WARNINGS that it has become “impossible” to oppose faithful gay relationships without being regarded as an extremist, and that an entire generation is being “lost to faith in Christ” are included in a new book published in the run-up to the Shared Conversations on sexuality taking place at the General Synod in York.
Amazing Love: Theology for understanding discipleship, sexuality and mission, edited by Canon Andrew Davison, the Starbridge Lecturer in Theology and Natural Sciences at the University of Cambridge, was published last week by DLT.

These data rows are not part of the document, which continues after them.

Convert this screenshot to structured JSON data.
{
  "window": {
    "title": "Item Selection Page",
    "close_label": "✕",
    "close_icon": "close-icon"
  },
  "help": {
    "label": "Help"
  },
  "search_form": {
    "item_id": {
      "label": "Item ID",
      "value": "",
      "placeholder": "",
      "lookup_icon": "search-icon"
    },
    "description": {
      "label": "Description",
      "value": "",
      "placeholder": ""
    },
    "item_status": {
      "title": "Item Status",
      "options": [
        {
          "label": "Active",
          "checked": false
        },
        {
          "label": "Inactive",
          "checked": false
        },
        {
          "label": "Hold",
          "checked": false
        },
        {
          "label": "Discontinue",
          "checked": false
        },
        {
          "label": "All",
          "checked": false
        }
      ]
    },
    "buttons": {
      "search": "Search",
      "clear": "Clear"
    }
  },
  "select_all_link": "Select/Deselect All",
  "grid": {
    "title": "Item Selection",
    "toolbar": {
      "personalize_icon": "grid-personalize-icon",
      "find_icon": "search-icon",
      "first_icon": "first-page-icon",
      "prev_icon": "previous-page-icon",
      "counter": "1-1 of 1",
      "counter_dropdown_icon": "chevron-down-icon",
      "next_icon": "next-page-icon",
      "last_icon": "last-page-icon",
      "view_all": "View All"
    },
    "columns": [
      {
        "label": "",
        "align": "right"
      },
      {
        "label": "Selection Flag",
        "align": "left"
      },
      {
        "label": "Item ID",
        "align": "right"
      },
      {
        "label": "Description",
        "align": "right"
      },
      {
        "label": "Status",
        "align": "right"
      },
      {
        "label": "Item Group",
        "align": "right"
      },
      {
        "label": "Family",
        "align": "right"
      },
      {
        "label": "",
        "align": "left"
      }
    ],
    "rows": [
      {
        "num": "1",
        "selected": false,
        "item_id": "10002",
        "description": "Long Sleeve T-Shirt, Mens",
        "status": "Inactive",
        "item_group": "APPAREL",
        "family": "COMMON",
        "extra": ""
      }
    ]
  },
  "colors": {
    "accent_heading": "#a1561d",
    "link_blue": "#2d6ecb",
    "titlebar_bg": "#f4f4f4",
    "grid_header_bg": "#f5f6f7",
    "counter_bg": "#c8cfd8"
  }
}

In the same week, senior Evangelical clergy shared their positions on theology and sexuality in a new book edited by Jayne Ozanne, a member of the General Synod. Among them is the Bishop of Liverpool, the Rt Revd Paul Bayes, who writes about being “profoundly changed” by his interaction with the LGBTI community, and his desire to “make room and to extend the table”.
Both books are being sent, free, to members of the General Synod, who are preparing to participate in the Shared Conversations next month (News, 17 June).
Journeys in grace and truth: Revisiting scripture and sexuality, published by Ekklesia on behalf of Via Media Publications, features ten essays by Evangelicals. Many call for a shift in the current debate within Evangelical circles, and an end to the dismissal of those who have reached a different conclusion on sexuality.
Source: Church Times
Honestly, it was hard for me to read this book. Even as an avid reader, it was hard to stick with it; however, it wasn’t hard for the reasons readers might assume. Some might jump to assume that it wasn’t well-researched, or well-written, or both. Some might even assume that it wasn’t catchy enough to compete with our social media saturated culture.
Not so! Confronting Religious Denial of Gay Marriage: Christian Humanism and the Moral Imagination by Ms. Catherine Wallace is thoroughly researched, gracefully written, and enviably witty.
This book is like a hot date: engaging, intellectually seductive, and charming to boot.
La tradition est sauve : « Le Synode sur la famille n’impose ni ne propose rien de nouveau… » Tel est le diagnostic dépité du théologien et historien André Paul, avant la dernière session du Synode. L’auteur connaît bien le dossier du mariage. Le reproche le plus lourd qu’il adresse à l’Église est son ignorance du sexe et de l’eros dans la construction familiale, et d’avoir fait du mariage une excuse pour le sexe, à condition toutefois qu’il soit voué à la procréation. L’amour que défend l’Église, juge-t-il, n’est pas celui selon Jésus mais celui des écoles pythagoriciennes.
As the College of Cardinals meets to elect a new Pope and as the US Supreme Court meets to address marriage equality, Confessions of a Gay Married Priest: A Spiritual Journey (Maurice L. Monette, Vallarta Institute, 2013) puts a human face on millions who will be impacted by their decisions.
Monette belonged to a Roman Catholic order of priests for 30 years, authored numerous books, and directed graduate programs in church leadership and organizational psychology. He and his husband of 24 years live in Oakland, California.
According to a CBS News Poll released on March 5, 66% of US Catholics favor letting priests get married, 66% favor letting women become priests and 62%believe same-sex marriage should be legal.
Franciscan priest and best-selling spirituality author Richard Rohr says of this book, ““This story illustrates one of the most counter intuitive messages of world religions, how our failings, heartbreaks and disappointments can be stepping stones to the spiritual joys of the second half of life.”
Sister Jeannine Gramick, a Huffington Post contributor with a longtime ministry to gay and lesbian Catholics, says, “Through little cameos in prose and poetry, Monette’s faith journey shows the triumph of the human spirit over religious messages to suppress sexuality. This is a story of self-discovery and self-acceptance that brings about freedom for a more authentic God-relationship.”
Former marketing director for the National Catholic Reporter Dan Grippo says, “It’s the one book I recommend for each Cardinal before he casts his vote for the next Pope. The lessons Monette shares are lessons for the future church where all women, men and children are appreciated in their diversity.”
In reference to the Church’s transition, Monette comments, “My story and the stories of so many others offer healthy alternatives to a Church that has become better known for its sex scandals and cover ups than its spirituality and social justice. A mature sexual ethics would go a long way to healing this wounded Church.”
-continue reading at Religion Press Release Services.